    Thanks for sharing your insights on Redfin. Ciao!

  • http://washingtondc.redfin.com/blog/category/Loudoun_county Kira

    Hi again,

    Nearly *everyone* is more pessimistic than I am, so you are definitely not alone there. I am basing my “Pollyanna” outlook on the fact that a lot of the foreclosures have been “cleared out” and there are very few short sales left (at least, in the communities I cover, and esp. in my subdivision, Lansdowne). In Lansdowne, for instance, all of the single families in the $400s are gone, and there are only 3 left in the upper $500s (just one of which is bank-owned). There hav been several homes that have sold within a few weeks of being on the market as well, but as always, the catch is that they were gussied up for sale and were priced appropriately. Interestingly enough, being priced appropriately doesn’t actually mean dirt cheap; one of the properties sold was listed at $950k, one was listed at $734k, and one was in the mid-to high-$600s (it sold so fast I can’t remember the exact price).

    I completely agree with you about the HELOCs and debt situation. We bought in 2006 and were lucky to have a big enough down payment that we would still walk away with some money if we had to sell (even with a HELOC), but we would not walk away with what we paid for it. I do feel for those that are stuck, but they actually only make things worse for themselves by overpricing their homes. It’s an understandably tough situation.

    Thank YOU for YOUR insights. I know you’ve posted here before, and I appreciate your comments. I could talk about this stuff all day, and it’s a pleasure to discuss it with someone who studies it like I do. Also, my friends and family are grateful I’m no longer boring them with all my real estate talk. :)

    Have a great day, and come back soon!

  • http://washingtondc.redfin.com/blog/author/kira.mayrides kira mayrides

    Ooops, I dropped a bit of a thread there. In the first para, when I was talking about the foreclosures clearing out, what I didn’t say was that I know there are more to come but the prices at which most are selling (in the $500s) is what gives me heart.
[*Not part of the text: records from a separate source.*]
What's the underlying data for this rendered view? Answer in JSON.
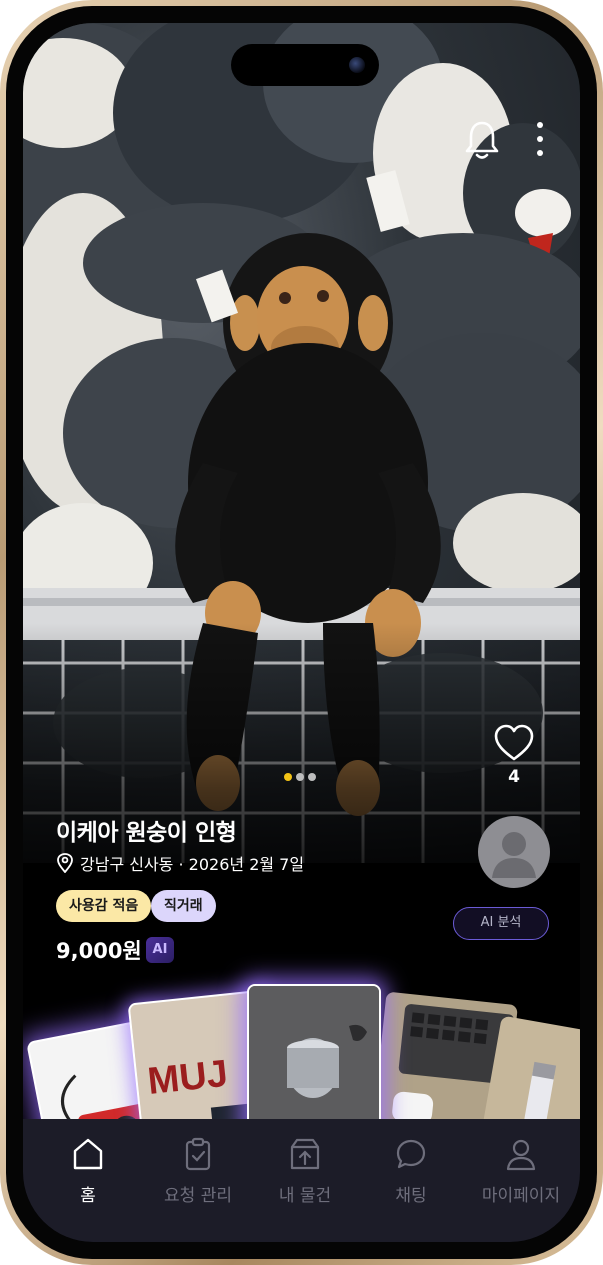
{
  "product": {
    "title": "이케아 원숭이 인형",
    "location": "강남구 신사동 · 2026년 2월 7일",
    "price": "9,000원",
    "ai_badge": "AI",
    "tags": [
      "사용감 적음",
      "직거래"
    ],
    "ai_analyze_label": "AI 분석",
    "like_count": "4"
  },
  "gallery": {
    "image_count": 3,
    "active_index": 0
  },
  "top_bar": {
    "icons": [
      "bell-icon",
      "more-vertical-icon"
    ]
  },
  "nav": {
    "items": [
      {
        "label": "홈",
        "icon": "home-icon",
        "active": true
      },
      {
        "label": "요청 관리",
        "icon": "clipboard-check-icon",
        "active": false
      },
      {
        "label": "내 물건",
        "icon": "upload-box-icon",
        "active": false
      },
      {
        "label": "채팅",
        "icon": "chat-bubble-icon",
        "active": false
      },
      {
        "label": "마이페이지",
        "icon": "person-icon",
        "active": false
      }
    ]
  },
  "colors": {
    "active_dot": "#f3c316",
    "tag_condition_bg": "#fbe8a6",
    "tag_direct_bg": "#dcd6fb",
    "ai_accent": "#6b5bd6",
    "nav_bg": "#1c1c28",
    "frame_gold": "#c9ab84"
  }
}
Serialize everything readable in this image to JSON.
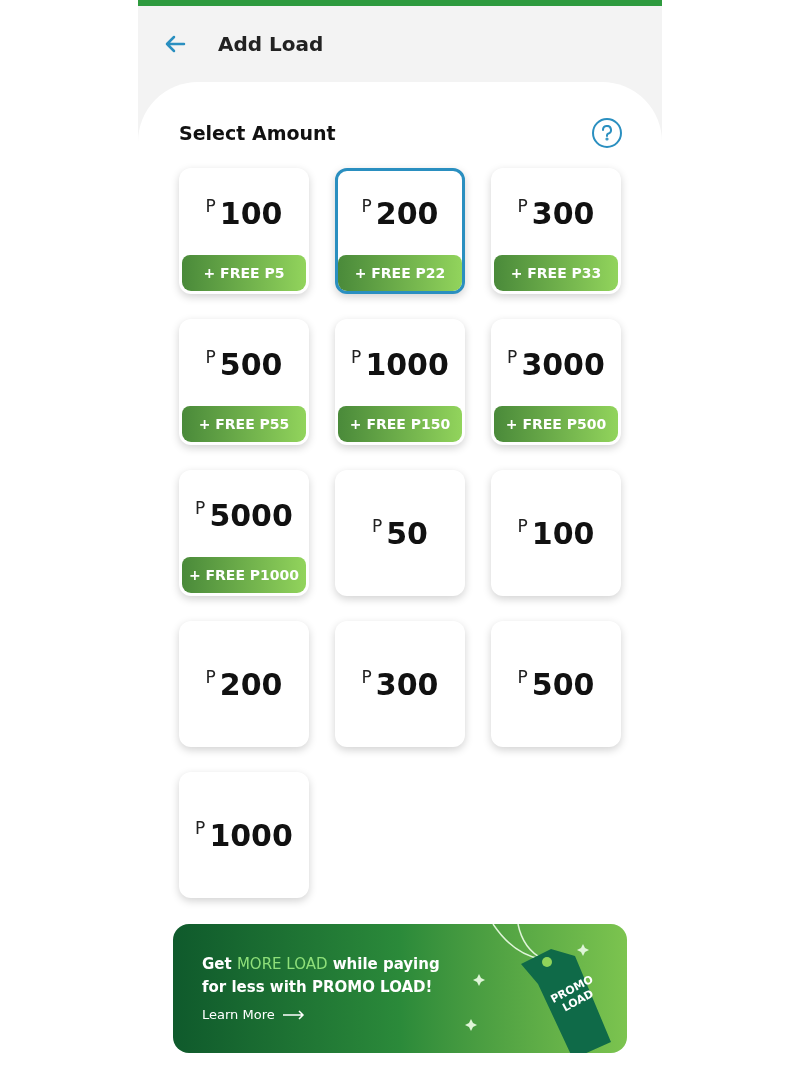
{
  "header": {
    "title": "Add Load"
  },
  "section": {
    "title": "Select Amount"
  },
  "cards": [
    {
      "currency": "P",
      "amount": "100",
      "bonus": "+ FREE P5",
      "selected": false
    },
    {
      "currency": "P",
      "amount": "200",
      "bonus": "+ FREE P22",
      "selected": true
    },
    {
      "currency": "P",
      "amount": "300",
      "bonus": "+ FREE P33",
      "selected": false
    },
    {
      "currency": "P",
      "amount": "500",
      "bonus": "+ FREE P55",
      "selected": false
    },
    {
      "currency": "P",
      "amount": "1000",
      "bonus": "+ FREE P150",
      "selected": false
    },
    {
      "currency": "P",
      "amount": "3000",
      "bonus": "+ FREE P500",
      "selected": false
    },
    {
      "currency": "P",
      "amount": "5000",
      "bonus": "+ FREE P1000",
      "selected": false
    },
    {
      "currency": "P",
      "amount": "50",
      "selected": false
    },
    {
      "currency": "P",
      "amount": "100",
      "selected": false
    },
    {
      "currency": "P",
      "amount": "200",
      "selected": false
    },
    {
      "currency": "P",
      "amount": "300",
      "selected": false
    },
    {
      "currency": "P",
      "amount": "500",
      "selected": false
    },
    {
      "currency": "P",
      "amount": "1000",
      "selected": false
    }
  ],
  "banner": {
    "headline_start": "Get ",
    "headline_highlight": "MORE LOAD",
    "headline_end": " while paying for less with PROMO LOAD!",
    "link": "Learn More",
    "tag_text": "PROMO LOAD"
  }
}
Even though they’re new, the foreclosures in Loudoun are like foreclosures everywhere else in the sense that they’ve been abandoned and are not in the best shape. So in terms of pricing, I think we’ve almost completed the price discovery process, which means there is not too much further to fall. Once buyers realize that, they’ll start buying again. I really do believe that most of Loudoun’s problem is price-discovery driven, not economy-driven (the exception is Sterling).

    Also, I forgot to ask – where exactly are you looking?

  • yup

    Originally we were looking at anywhere commuting distance from DC, including Norva and MD. Now our orders have changed, so we’re looking solely in the Baltimore-Washington corridor.

  • http://washingtondc.redfin.com/blog/category/Loudoun_county Kira

    Be sure to keep checking back with the DC blog, because we plan to add greater coverage in DC and MD, including Baltimore. Good luck to you!

  • jim mayrides

    actually, your comments and analysis are interesting and provide us up here with some good insight. Hopefully, a change in the white house will augur well for everything and everyone.